╔══

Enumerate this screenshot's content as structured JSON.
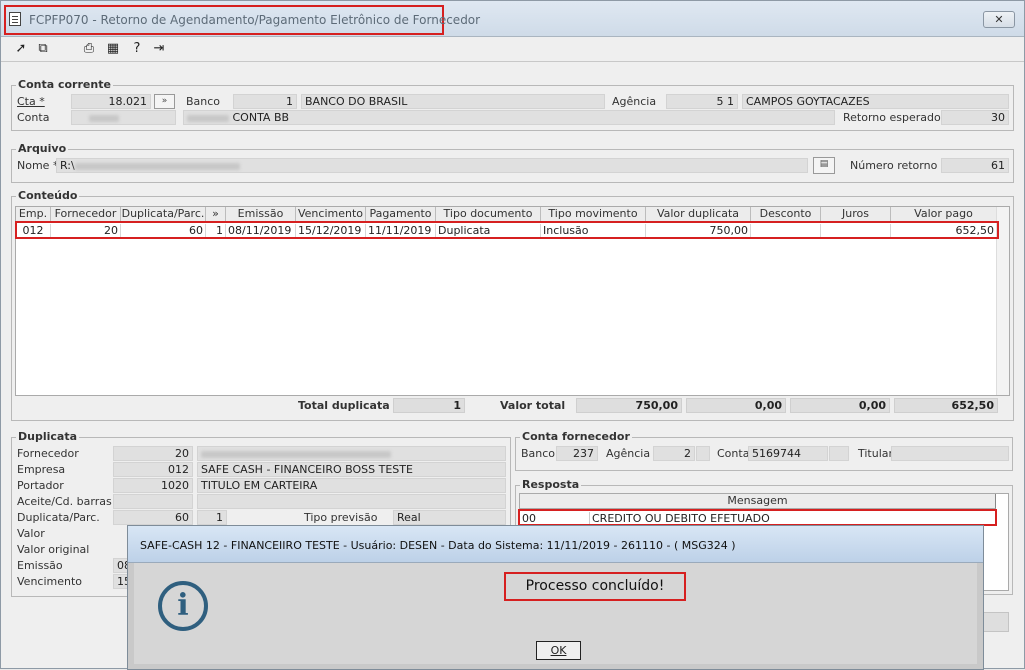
{
  "window": {
    "title": "FCPFP070 - Retorno de Agendamento/Pagamento Eletrônico de Fornecedor",
    "close_label": "✕"
  },
  "conta_corrente": {
    "legend": "Conta corrente",
    "cta_label": "Cta *",
    "cta_value": "18.021",
    "banco_label": "Banco",
    "banco_code": "1",
    "banco_name": "BANCO DO BRASIL",
    "agencia_label": "Agência",
    "agencia_code": "5 1",
    "agencia_name": "CAMPOS GOYTACAZES",
    "conta_label": "Conta",
    "conta_desc": "CONTA BB",
    "retorno_esperado_label": "Retorno esperado",
    "retorno_esperado_value": "30"
  },
  "arquivo": {
    "legend": "Arquivo",
    "nome_label": "Nome *",
    "nome_value": "R:\\",
    "numero_retorno_label": "Número retorno",
    "numero_retorno_value": "61"
  },
  "conteudo": {
    "legend": "Conteúdo",
    "columns": [
      "Emp.",
      "Fornecedor",
      "Duplicata/Parc.",
      "",
      "Emissão",
      "Vencimento",
      "Pagamento",
      "Tipo documento",
      "Tipo movimento",
      "Valor duplicata",
      "Desconto",
      "Juros",
      "Valor pago"
    ],
    "row": [
      "012",
      "20",
      "60",
      "1",
      "08/11/2019",
      "15/12/2019",
      "11/11/2019",
      "Duplicata",
      "Inclusão",
      "750,00",
      "",
      "",
      "652,50"
    ],
    "total_duplicata_label": "Total duplicata",
    "total_duplicata_value": "1",
    "valor_total_label": "Valor total",
    "valor_total_dup": "750,00",
    "valor_total_desc": "0,00",
    "valor_total_juros": "0,00",
    "valor_total_pago": "652,50"
  },
  "duplicata": {
    "legend": "Duplicata",
    "fornecedor_label": "Fornecedor",
    "fornecedor_value": "20",
    "empresa_label": "Empresa",
    "empresa_value": "012",
    "empresa_name": "SAFE CASH - FINANCEIRO BOSS TESTE",
    "portador_label": "Portador",
    "portador_value": "1020",
    "portador_name": "TITULO EM CARTEIRA",
    "aceite_label": "Aceite/Cd. barras",
    "dup_parc_label": "Duplicata/Parc.",
    "dup_value": "60",
    "parc_value": "1",
    "tipo_previsao_label": "Tipo previsão",
    "tipo_previsao_value": "Real",
    "valor_label": "Valor",
    "valor_original_label": "Valor original",
    "emissao_label": "Emissão",
    "emissao_partial": "08",
    "vencimento_label": "Vencimento",
    "vencimento_partial": "15"
  },
  "conta_fornecedor": {
    "legend": "Conta fornecedor",
    "banco_label": "Banco",
    "banco_value": "237",
    "agencia_label": "Agência",
    "agencia_value": "2",
    "conta_label": "Conta",
    "conta_value": "5169744",
    "titular_label": "Titular"
  },
  "resposta": {
    "legend": "Resposta",
    "col_mensagem": "Mensagem",
    "code": "00",
    "message": "CREDITO OU DEBITO EFETUADO"
  },
  "dialog": {
    "title": "SAFE-CASH 12 - FINANCEIIRO TESTE - Usuário: DESEN - Data do Sistema: 11/11/2019 - 261110 - ( MSG324 )",
    "message": "Processo concluído!",
    "ok_label": "OK"
  },
  "colors": {
    "highlight": "#d62020",
    "info_icon": "#2f5f7f"
  }
}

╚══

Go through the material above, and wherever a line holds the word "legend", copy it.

    "legend": "Conta corrente",
    "legend": "Arquivo",
    "legend": "Conteúdo",
    "legend": "Duplicata",
    "legend": "Conta fornecedor",
    "legend": "Resposta",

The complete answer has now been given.